- What to produce -
An exact copy of every record below is needed, with all pictures removed.

[Element data from apps and pages]
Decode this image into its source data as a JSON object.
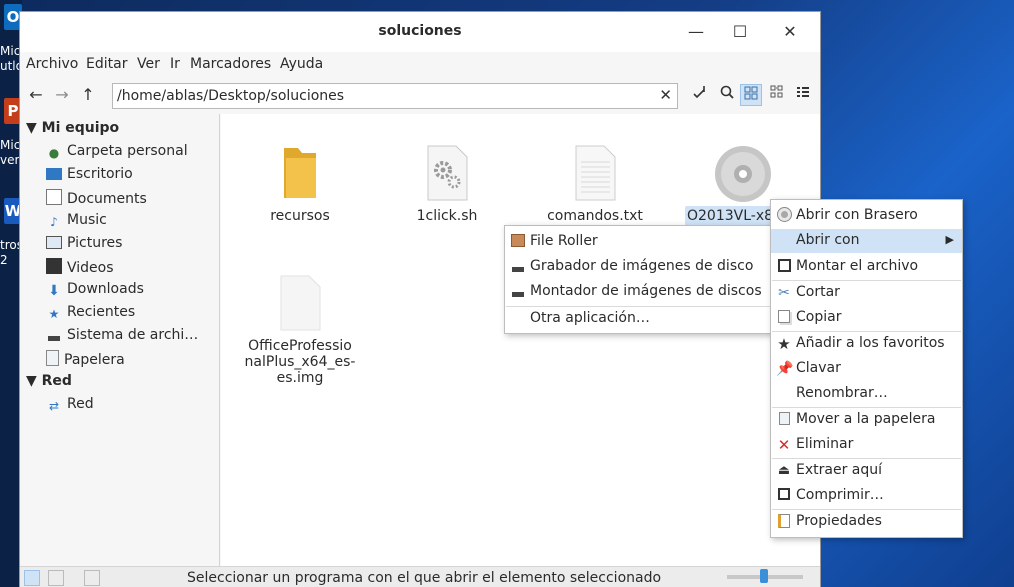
{
  "desktop": {
    "items": [
      {
        "badge": "O",
        "color": "#0f6cbd",
        "lines": [
          "Mic",
          "utlo"
        ]
      },
      {
        "badge": "P",
        "color": "#c43e1c",
        "lines": [
          "Mic",
          "ver"
        ]
      },
      {
        "badge": "W",
        "color": "#185abd",
        "lines": [
          "tros",
          "2"
        ]
      }
    ]
  },
  "window": {
    "title": "soluciones",
    "controls": {
      "minimize": "—",
      "maximize": "☐",
      "close": "✕"
    }
  },
  "menubar": [
    "Archivo",
    "Editar",
    "Ver",
    "Ir",
    "Marcadores",
    "Ayuda"
  ],
  "toolbar": {
    "back": "←",
    "forward": "→",
    "up": "↑",
    "path": "/home/ablas/Desktop/soluciones",
    "clear": "✕",
    "icons": [
      "terminal-icon",
      "search-icon",
      "icon-view-icon",
      "compact-view-icon",
      "list-view-icon"
    ]
  },
  "sidebar": {
    "sections": [
      {
        "title": "Mi equipo",
        "items": [
          {
            "label": "Carpeta personal",
            "icon": "user-home-icon"
          },
          {
            "label": "Escritorio",
            "icon": "desktop-icon"
          },
          {
            "label": "Documents",
            "icon": "documents-icon"
          },
          {
            "label": "Music",
            "icon": "music-icon"
          },
          {
            "label": "Pictures",
            "icon": "pictures-icon"
          },
          {
            "label": "Videos",
            "icon": "videos-icon"
          },
          {
            "label": "Downloads",
            "icon": "downloads-icon"
          },
          {
            "label": "Recientes",
            "icon": "recent-icon"
          },
          {
            "label": "Sistema de archi…",
            "icon": "filesystem-icon"
          },
          {
            "label": "Papelera",
            "icon": "trash-icon"
          }
        ]
      },
      {
        "title": "Red",
        "items": [
          {
            "label": "Red",
            "icon": "network-icon"
          }
        ]
      }
    ]
  },
  "files": [
    {
      "name": "recursos",
      "icon": "folder-icon"
    },
    {
      "name": "1click.sh",
      "icon": "script-icon"
    },
    {
      "name": "comandos.txt",
      "icon": "text-file-icon"
    },
    {
      "name": "O2013VL-x86",
      "icon": "disc-image-icon",
      "selected": true
    },
    {
      "name": "OfficeProfessionalPlus_x64_es-es.img",
      "lines": [
        "OfficeProfessio",
        "nalPlus_x64_es-",
        "es.img"
      ],
      "icon": "blank-file-icon"
    }
  ],
  "context_menu": {
    "items": [
      {
        "label": "Abrir con Brasero",
        "icon": "brasero-icon"
      },
      {
        "label": "Abrir con",
        "icon": "",
        "submenu": true,
        "hover": true
      },
      {
        "label": "Montar el archivo",
        "icon": "mount-icon"
      },
      {
        "label": "Cortar",
        "icon": "cut-icon"
      },
      {
        "label": "Copiar",
        "icon": "copy-icon"
      },
      {
        "label": "Añadir a los favoritos",
        "icon": "star-icon"
      },
      {
        "label": "Clavar",
        "icon": "pin-icon"
      },
      {
        "label": "Renombrar…",
        "icon": ""
      },
      {
        "label": "Mover a la papelera",
        "icon": "trash-icon"
      },
      {
        "label": "Eliminar",
        "icon": "delete-icon"
      },
      {
        "label": "Extraer aquí",
        "icon": "extract-icon"
      },
      {
        "label": "Comprimir…",
        "icon": "compress-icon"
      },
      {
        "label": "Propiedades",
        "icon": "properties-icon"
      }
    ],
    "submenu_arrow": "▶"
  },
  "submenu": {
    "items": [
      {
        "label": "File Roller",
        "icon": "archive-icon"
      },
      {
        "label": "Grabador de imágenes de disco",
        "icon": "drive-icon"
      },
      {
        "label": "Montador de imágenes de discos",
        "icon": "drive-icon"
      },
      {
        "label": "Otra aplicación…",
        "icon": ""
      }
    ]
  },
  "statusbar": {
    "text": "Seleccionar un programa con el que abrir el elemento seleccionado"
  },
  "colors": {
    "selection": "#cfe2f6",
    "folder": "#f0c145",
    "accent": "#3b8ed8"
  }
}
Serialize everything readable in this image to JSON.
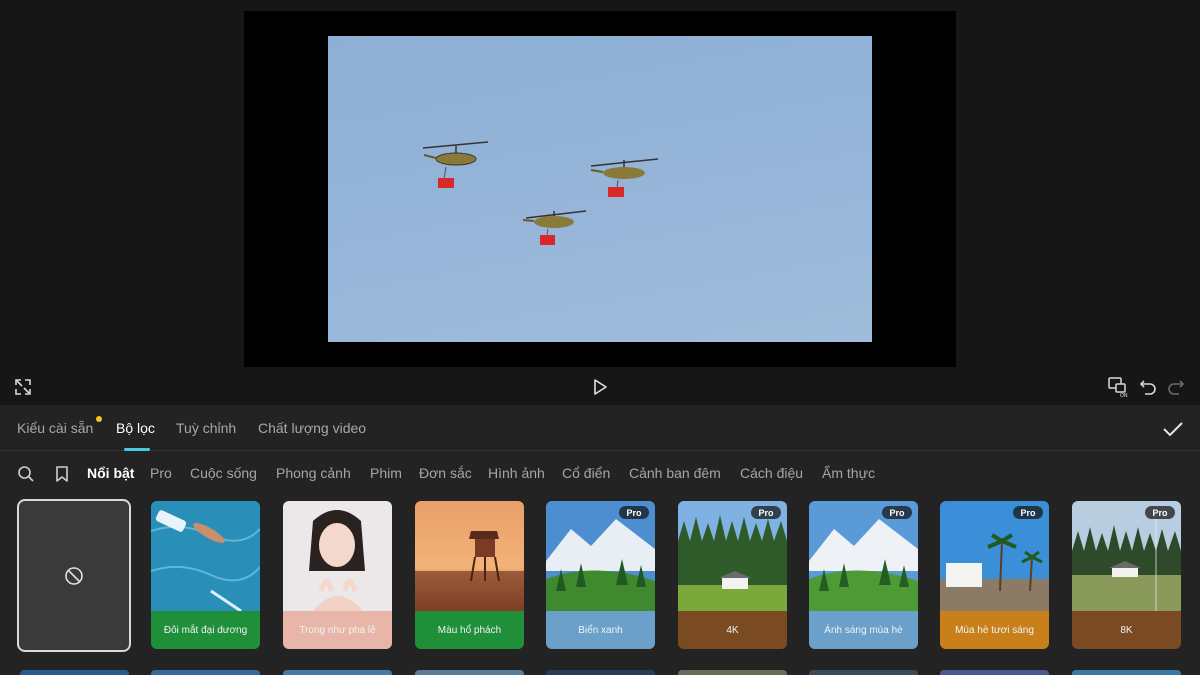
{
  "tabs": [
    {
      "label": "Kiểu cài sẵn"
    },
    {
      "label": "Bộ lọc"
    },
    {
      "label": "Tuỳ chỉnh"
    },
    {
      "label": "Chất lượng video"
    }
  ],
  "categories": [
    {
      "label": "Nổi bật"
    },
    {
      "label": "Pro"
    },
    {
      "label": "Cuộc sống"
    },
    {
      "label": "Phong cảnh"
    },
    {
      "label": "Phim"
    },
    {
      "label": "Đơn sắc"
    },
    {
      "label": "Hình ảnh"
    },
    {
      "label": "Cổ điển"
    },
    {
      "label": "Cảnh ban đêm"
    },
    {
      "label": "Cách điệu"
    },
    {
      "label": "Ẩm thực"
    }
  ],
  "filters": [
    {
      "label": "Đôi mắt đại dương",
      "pro": false,
      "label_color": "#1f8f3a"
    },
    {
      "label": "Trong như pha lê",
      "pro": false,
      "label_color": "#e8b6a8"
    },
    {
      "label": "Màu hổ phách",
      "pro": false,
      "label_color": "#1f8f3a"
    },
    {
      "label": "Biển xanh",
      "pro": true,
      "label_color": "#6aa0c9"
    },
    {
      "label": "4K",
      "pro": true,
      "label_color": "#7a4a22"
    },
    {
      "label": "Ánh sáng mùa hè",
      "pro": true,
      "label_color": "#6aa0c9"
    },
    {
      "label": "Mùa hè tươi sáng",
      "pro": true,
      "label_color": "#c9801a"
    },
    {
      "label": "8K",
      "pro": true,
      "label_color": "#7a4a22"
    }
  ],
  "pro_badge": "Pro",
  "icons": [
    "fullscreen-icon",
    "play-icon",
    "compare-icon",
    "undo-icon",
    "redo-icon",
    "checkmark-icon",
    "search-icon",
    "bookmark-icon",
    "no-filter-icon"
  ],
  "colors": {
    "accent": "#4bc9e4",
    "badge": "#f5c518",
    "background": "#1a1a1a",
    "panel": "#232323"
  }
}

- Exercise result -
Decode this image into its source data as a JSON object.
{
  "desktop": {
    "items": [
      {
        "badge": "O",
        "color": "#0f6cbd",
        "lines": [
          "Mic",
          "utlo"
        ]
      },
      {
        "badge": "P",
        "color": "#c43e1c",
        "lines": [
          "Mic",
          "ver"
        ]
      },
      {
        "badge": "W",
        "color": "#185abd",
        "lines": [
          "tros",
          "2"
        ]
      }
    ]
  },
  "window": {
    "title": "soluciones",
    "controls": {
      "minimize": "—",
      "maximize": "☐",
      "close": "✕"
    }
  },
  "menubar": [
    "Archivo",
    "Editar",
    "Ver",
    "Ir",
    "Marcadores",
    "Ayuda"
  ],
  "toolbar": {
    "back": "←",
    "forward": "→",
    "up": "↑",
    "path": "/home/ablas/Desktop/soluciones",
    "clear": "✕",
    "icons": [
      "terminal-icon",
      "search-icon",
      "icon-view-icon",
      "compact-view-icon",
      "list-view-icon"
    ]
  },
  "sidebar": {
    "sections": [
      {
        "title": "Mi equipo",
        "items": [
          {
            "label": "Carpeta personal",
            "icon": "user-home-icon"
          },
          {
            "label": "Escritorio",
            "icon": "desktop-icon"
          },
          {
            "label": "Documents",
            "icon": "documents-icon"
          },
          {
            "label": "Music",
            "icon": "music-icon"
          },
          {
            "label": "Pictures",
            "icon": "pictures-icon"
          },
          {
            "label": "Videos",
            "icon": "videos-icon"
          },
          {
            "label": "Downloads",
            "icon": "downloads-icon"
          },
          {
            "label": "Recientes",
            "icon": "recent-icon"
          },
          {
            "label": "Sistema de archi…",
            "icon": "filesystem-icon"
          },
          {
            "label": "Papelera",
            "icon": "trash-icon"
          }
        ]
      },
      {
        "title": "Red",
        "items": [
          {
            "label": "Red",
            "icon": "network-icon"
          }
        ]
      }
    ]
  },
  "files": [
    {
      "name": "recursos",
      "icon": "folder-icon"
    },
    {
      "name": "1click.sh",
      "icon": "script-icon"
    },
    {
      "name": "comandos.txt",
      "icon": "text-file-icon"
    },
    {
      "name": "O2013VL-x86",
      "icon": "disc-image-icon",
      "selected": true
    },
    {
      "name": "OfficeProfessionalPlus_x64_es-es.img",
      "lines": [
        "OfficeProfessio",
        "nalPlus_x64_es-",
        "es.img"
      ],
      "icon": "blank-file-icon"
    }
  ],
  "context_menu": {
    "items": [
      {
        "label": "Abrir con Brasero",
        "icon": "brasero-icon"
      },
      {
        "label": "Abrir con",
        "icon": "",
        "submenu": true,
        "hover": true
      },
      {
        "label": "Montar el archivo",
        "icon": "mount-icon"
      },
      {
        "label": "Cortar",
        "icon": "cut-icon"
      },
      {
        "label": "Copiar",
        "icon": "copy-icon"
      },
      {
        "label": "Añadir a los favoritos",
        "icon": "star-icon"
      },
      {
        "label": "Clavar",
        "icon": "pin-icon"
      },
      {
        "label": "Renombrar…",
        "icon": ""
      },
      {
        "label": "Mover a la papelera",
        "icon": "trash-icon"
      },
      {
        "label": "Eliminar",
        "icon": "delete-icon"
      },
      {
        "label": "Extraer aquí",
        "icon": "extract-icon"
      },
      {
        "label": "Comprimir…",
        "icon": "compress-icon"
      },
      {
        "label": "Propiedades",
        "icon": "properties-icon"
      }
    ],
    "submenu_arrow": "▶"
  },
  "submenu": {
    "items": [
      {
        "label": "File Roller",
        "icon": "archive-icon"
      },
      {
        "label": "Grabador de imágenes de disco",
        "icon": "drive-icon"
      },
      {
        "label": "Montador de imágenes de discos",
        "icon": "drive-icon"
      },
      {
        "label": "Otra aplicación…",
        "icon": ""
      }
    ]
  },
  "statusbar": {
    "text": "Seleccionar un programa con el que abrir el elemento seleccionado"
  },
  "colors": {
    "selection": "#cfe2f6",
    "folder": "#f0c145",
    "accent": "#3b8ed8"
  }
}
Serialize everything readable in this image to JSON.
{
  "tabs": [
    {
      "label": "Kiểu cài sẵn"
    },
    {
      "label": "Bộ lọc"
    },
    {
      "label": "Tuỳ chỉnh"
    },
    {
      "label": "Chất lượng video"
    }
  ],
  "categories": [
    {
      "label": "Nổi bật"
    },
    {
      "label": "Pro"
    },
    {
      "label": "Cuộc sống"
    },
    {
      "label": "Phong cảnh"
    },
    {
      "label": "Phim"
    },
    {
      "label": "Đơn sắc"
    },
    {
      "label": "Hình ảnh"
    },
    {
      "label": "Cổ điển"
    },
    {
      "label": "Cảnh ban đêm"
    },
    {
      "label": "Cách điệu"
    },
    {
      "label": "Ẩm thực"
    }
  ],
  "filters": [
    {
      "label": "Đôi mắt đại dương",
      "pro": false,
      "label_color": "#1f8f3a"
    },
    {
      "label": "Trong như pha lê",
      "pro": false,
      "label_color": "#e8b6a8"
    },
    {
      "label": "Màu hổ phách",
      "pro": false,
      "label_color": "#1f8f3a"
    },
    {
      "label": "Biển xanh",
      "pro": true,
      "label_color": "#6aa0c9"
    },
    {
      "label": "4K",
      "pro": true,
      "label_color": "#7a4a22"
    },
    {
      "label": "Ánh sáng mùa hè",
      "pro": true,
      "label_color": "#6aa0c9"
    },
    {
      "label": "Mùa hè tươi sáng",
      "pro": true,
      "label_color": "#c9801a"
    },
    {
      "label": "8K",
      "pro": true,
      "label_color": "#7a4a22"
    }
  ],
  "pro_badge": "Pro",
  "icons": [
    "fullscreen-icon",
    "play-icon",
    "compare-icon",
    "undo-icon",
    "redo-icon",
    "checkmark-icon",
    "search-icon",
    "bookmark-icon",
    "no-filter-icon"
  ],
  "colors": {
    "accent": "#4bc9e4",
    "badge": "#f5c518",
    "background": "#1a1a1a",
    "panel": "#232323"
  }
}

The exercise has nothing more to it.